• _Exercise brief_:
What you return should be the full listing, exactly as given.

• _Available data_:
%%

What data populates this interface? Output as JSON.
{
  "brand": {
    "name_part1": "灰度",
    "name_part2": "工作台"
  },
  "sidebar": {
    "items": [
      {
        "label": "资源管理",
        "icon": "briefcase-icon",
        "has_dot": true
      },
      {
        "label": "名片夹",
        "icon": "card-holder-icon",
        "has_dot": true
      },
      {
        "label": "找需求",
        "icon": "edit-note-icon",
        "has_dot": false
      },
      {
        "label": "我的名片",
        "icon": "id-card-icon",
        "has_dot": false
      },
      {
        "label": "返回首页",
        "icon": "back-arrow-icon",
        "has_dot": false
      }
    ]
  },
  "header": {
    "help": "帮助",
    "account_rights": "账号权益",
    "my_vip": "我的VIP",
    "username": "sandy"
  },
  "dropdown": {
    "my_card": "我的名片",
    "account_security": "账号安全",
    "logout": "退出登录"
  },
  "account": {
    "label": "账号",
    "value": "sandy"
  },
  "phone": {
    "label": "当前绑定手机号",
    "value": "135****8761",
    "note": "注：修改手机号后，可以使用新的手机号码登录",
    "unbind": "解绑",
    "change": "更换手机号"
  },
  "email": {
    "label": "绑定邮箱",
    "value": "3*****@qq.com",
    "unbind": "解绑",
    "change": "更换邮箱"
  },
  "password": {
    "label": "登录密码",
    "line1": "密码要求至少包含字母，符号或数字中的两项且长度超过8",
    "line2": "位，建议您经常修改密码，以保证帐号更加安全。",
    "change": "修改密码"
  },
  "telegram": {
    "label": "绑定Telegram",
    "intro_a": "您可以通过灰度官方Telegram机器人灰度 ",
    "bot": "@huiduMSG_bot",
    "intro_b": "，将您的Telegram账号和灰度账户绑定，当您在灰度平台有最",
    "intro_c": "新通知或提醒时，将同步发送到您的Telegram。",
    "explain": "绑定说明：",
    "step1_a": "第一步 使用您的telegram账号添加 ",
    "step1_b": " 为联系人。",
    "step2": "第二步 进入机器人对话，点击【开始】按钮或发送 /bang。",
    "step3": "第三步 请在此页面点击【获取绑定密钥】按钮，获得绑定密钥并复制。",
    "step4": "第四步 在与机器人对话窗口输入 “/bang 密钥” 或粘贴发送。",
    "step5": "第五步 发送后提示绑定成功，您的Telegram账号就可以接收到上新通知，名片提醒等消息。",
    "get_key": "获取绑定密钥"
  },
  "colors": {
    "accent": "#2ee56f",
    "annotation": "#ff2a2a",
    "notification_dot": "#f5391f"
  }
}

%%

• _Written response_:
What data populates this interface? Output as JSON.
{
  "brand": {
    "name_part1": "灰度",
    "name_part2": "工作台"
  },
  "sidebar": {
    "items": [
      {
        "label": "资源管理",
        "icon": "briefcase-icon",
        "has_dot": true
      },
      {
        "label": "名片夹",
        "icon": "card-holder-icon",
        "has_dot": true
      },
      {
        "label": "找需求",
        "icon": "edit-note-icon",
        "has_dot": false
      },
      {
        "label": "我的名片",
        "icon": "id-card-icon",
        "has_dot": false
      },
      {
        "label": "返回首页",
        "icon": "back-arrow-icon",
        "has_dot": false
      }
    ]
  },
  "header": {
    "help": "帮助",
    "account_rights": "账号权益",
    "my_vip": "我的VIP",
    "username": "sandy"
  },
  "dropdown": {
    "my_card": "我的名片",
    "account_security": "账号安全",
    "logout": "退出登录"
  },
  "account": {
    "label": "账号",
    "value": "sandy"
  },
  "phone": {
    "label": "当前绑定手机号",
    "value": "135****8761",
    "note": "注：修改手机号后，可以使用新的手机号码登录",
    "unbind": "解绑",
    "change": "更换手机号"
  },
  "email": {
    "label": "绑定邮箱",
    "value": "3*****@qq.com",
    "unbind": "解绑",
    "change": "更换邮箱"
  },
  "password": {
    "label": "登录密码",
    "line1": "密码要求至少包含字母，符号或数字中的两项且长度超过8",
    "line2": "位，建议您经常修改密码，以保证帐号更加安全。",
    "change": "修改密码"
  },
  "telegram": {
    "label": "绑定Telegram",
    "intro_a": "您可以通过灰度官方Telegram机器人灰度 ",
    "bot": "@huiduMSG_bot",
    "intro_b": "，将您的Telegram账号和灰度账户绑定，当您在灰度平台有最",
    "intro_c": "新通知或提醒时，将同步发送到您的Telegram。",
    "explain": "绑定说明：",
    "step1_a": "第一步 使用您的telegram账号添加 ",
    "step1_b": " 为联系人。",
    "step2": "第二步 进入机器人对话，点击【开始】按钮或发送 /bang。",
    "step3": "第三步 请在此页面点击【获取绑定密钥】按钮，获得绑定密钥并复制。",
    "step4": "第四步 在与机器人对话窗口输入 “/bang 密钥” 或粘贴发送。",
    "step5": "第五步 发送后提示绑定成功，您的Telegram账号就可以接收到上新通知，名片提醒等消息。",
    "get_key": "获取绑定密钥"
  },
  "colors": {
    "accent": "#2ee56f",
    "annotation": "#ff2a2a",
    "notification_dot": "#f5391f"
  }
}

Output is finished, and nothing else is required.